Commissioner Richard Marks, a Samoa resident who worked at the pulp mill for 30 years, offered high hopes and a historical viewpoint. “I’m very excited about all the people showing up,” he said. “I’ve seen a lot of ex-pulp mill workers showing up wanting to know what’s going on with the site… The environmentally friendly projects that might come forward are a big move from what it was. As a harbor commissioner – and with my real concern about conservation – I’m glad we have the EPA and the Coast Guard strike force here leading with a cleanup.” The property should be clean “from the ground up” within a year, Marks said, and after that, “We’re going to start addressing the ground-down clean up.” That part is the responsibility of Lousiana-Pacific, the result of the company’s days of using chlorine and the resultant dioxin contamination. He views the Harbor District taking on the former pulp mill site as “the best thing that could have happened.” Otherwise, Marks said, proper cleanup would likely never have been done.
As far as what the new era might bring, “We’re not a timber industry area any more. We need to take advantage of what we do have… And that is aquaculture, aquaponics and whatever else comes forward with these different projects.”
- 1965 The pulp mill begins production under Georgia-Pacific.
- 1989 The mill’s reputation for pollution culminates in a consolidated Environmental Protection Agency/Surfrider Foundation lawsuit against both the L-P mill and the nearby Simpson mill. Together, the mills were discharging 40 million gallons of untreated chlorinated wastewater into the ocean daily. Not only did beachgoers complain of skin and eye irritation, nausea and other illnesses, but traces of dioxin and furan were found in fish and crab caught offshore.
- 1991 Ultimately, the mills settle the suit, agreeing to pay what was then the third-largest EPA fine levied under the Clean Water Act. Following the settlement, Simpson moves operations to Chile, but L-P opts to go chlorine-free, the first pulp mill in the nation to do so.

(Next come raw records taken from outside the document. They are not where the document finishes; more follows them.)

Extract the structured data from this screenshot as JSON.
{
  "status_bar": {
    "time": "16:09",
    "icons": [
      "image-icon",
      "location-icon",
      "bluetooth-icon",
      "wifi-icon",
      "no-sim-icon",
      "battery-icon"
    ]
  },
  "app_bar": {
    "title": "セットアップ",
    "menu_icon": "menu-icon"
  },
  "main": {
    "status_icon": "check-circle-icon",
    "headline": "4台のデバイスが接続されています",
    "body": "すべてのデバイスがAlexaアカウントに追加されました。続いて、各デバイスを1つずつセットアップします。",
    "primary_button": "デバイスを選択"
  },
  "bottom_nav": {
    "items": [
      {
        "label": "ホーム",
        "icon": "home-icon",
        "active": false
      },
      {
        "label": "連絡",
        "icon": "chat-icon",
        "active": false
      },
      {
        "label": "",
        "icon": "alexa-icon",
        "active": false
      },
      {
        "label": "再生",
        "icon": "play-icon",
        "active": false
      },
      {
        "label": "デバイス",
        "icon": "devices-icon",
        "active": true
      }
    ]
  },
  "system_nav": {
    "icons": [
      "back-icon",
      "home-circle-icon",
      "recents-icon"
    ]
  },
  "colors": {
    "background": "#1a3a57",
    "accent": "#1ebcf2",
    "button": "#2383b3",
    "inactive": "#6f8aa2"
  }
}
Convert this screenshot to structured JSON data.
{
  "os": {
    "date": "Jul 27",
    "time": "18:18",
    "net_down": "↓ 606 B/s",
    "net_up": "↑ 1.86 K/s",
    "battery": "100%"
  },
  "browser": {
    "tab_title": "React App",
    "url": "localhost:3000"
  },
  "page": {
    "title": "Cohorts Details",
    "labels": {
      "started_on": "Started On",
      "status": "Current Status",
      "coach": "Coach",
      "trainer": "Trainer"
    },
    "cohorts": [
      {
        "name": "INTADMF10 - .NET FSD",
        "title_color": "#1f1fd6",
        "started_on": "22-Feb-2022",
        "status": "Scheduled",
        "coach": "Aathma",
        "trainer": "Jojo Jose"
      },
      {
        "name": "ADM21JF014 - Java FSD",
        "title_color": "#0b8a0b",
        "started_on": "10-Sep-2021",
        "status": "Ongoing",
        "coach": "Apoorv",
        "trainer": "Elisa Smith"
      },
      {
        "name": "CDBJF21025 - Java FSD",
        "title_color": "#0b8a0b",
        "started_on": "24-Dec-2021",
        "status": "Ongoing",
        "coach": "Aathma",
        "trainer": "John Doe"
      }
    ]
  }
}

- 1990s L-P sells the mill to a group of investors and it goes through a series of owners.
- 2005 Lee & Man purchase the mill from Stockton Pacific under the company’s subsidiary Evergreen Pulp, making it the first Chinese-owned mill complex in the U.S.
- 2006 The Environmental Protection Information Center and Californians Against Toxins file suit against Evergreen Pulp over “significant and ongoing violations” of air quality.
- 2007 Evergreen settles, agrees to install air scrubbers.
- 2008 A freshly divested Evergreen Pulp closes the mill.
- 2009 Freshwater Tissue Co. purchases the mill.
- 2010 Freshwater Tissue Co. announces permanent closure.
- August, 2013 The Harbor District acquires the mill.
- November, 2013 EPA and Coast Guard efforts to clean up the site begin.
Further and detailed history can be found on Richard Marks’ blog.
And… oysters! Provided by Humboldt Bay Oyster Co.